I remember my teacher sometimes when he was watching us dancing before class and then commenting on all the wrong things we did technically when we were dancing. He sometimes seemed like he had an obsession with technique… and in some cases, I was thinking… well what’s the problem if you don’t do a perfect pivot or a perfect giro or you slightly mess up your lines, if, in the end, the result is that we did what we wanted… we danced… we had fun… we enjoyed the tanda or the song.
Being in the embrace and in the music is like being in a different world… where issues like slightly wrong technique, losing your balance for a moment, etc. can be hardly noticed or… even when they are… they are probably not enough to spoil your happy end result.

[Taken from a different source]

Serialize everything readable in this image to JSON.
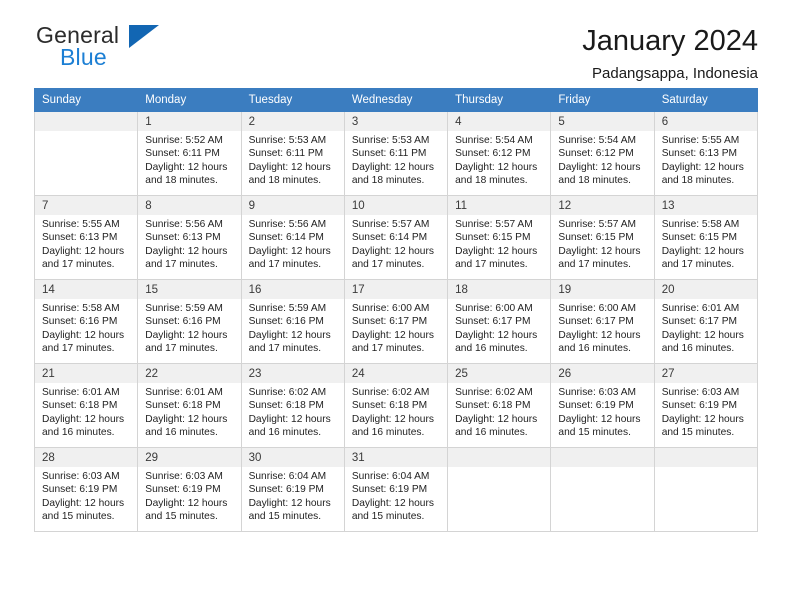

We often like to say that tango is like a new language and dancing with a partner is like having a conversation with them. Given that analogy, the technique is like our accent, grammar, and syntax. Noone of us is a native tango speaker… so it’s obviously natural to make mistakes when we speak… in our pronunciation, grammar, or syntax. Some of us even do such mistakes in our mother language. So when you have a conversation… let’s say with someone who is at a lower level than you in the common language you are using… what makes you happy? Being able to communicate, exchange ideas, tell stories… or being able to constantly correct them every 3 words they say?
Well, I guess for the lower level speaker having a person that focuses on communicating instead of correcting is far more enjoyable. How important is it for you this accent… these mistakes?
I am not trying to say that technique is useless. As I said… it is the grammar, the syntax, and the accent of our speaking… fundamental building blocks… they do help us to express ourselves better, clearer, and more correct. Of course, you will enjoy more a conversation with a person that speaks better… but how much of a deal-breaker is this in the way of having fun? So… for example….when you go to a milonga… a marathon… etc., would you rather focus on the mistakes your partners do and spoil your mood or focus on the conversations you can have and enjoy them regardless of their mistakes?
Tonight’s Goodnight Tango asks the same kind of question for a different kind of problem of course… “What does it matter?”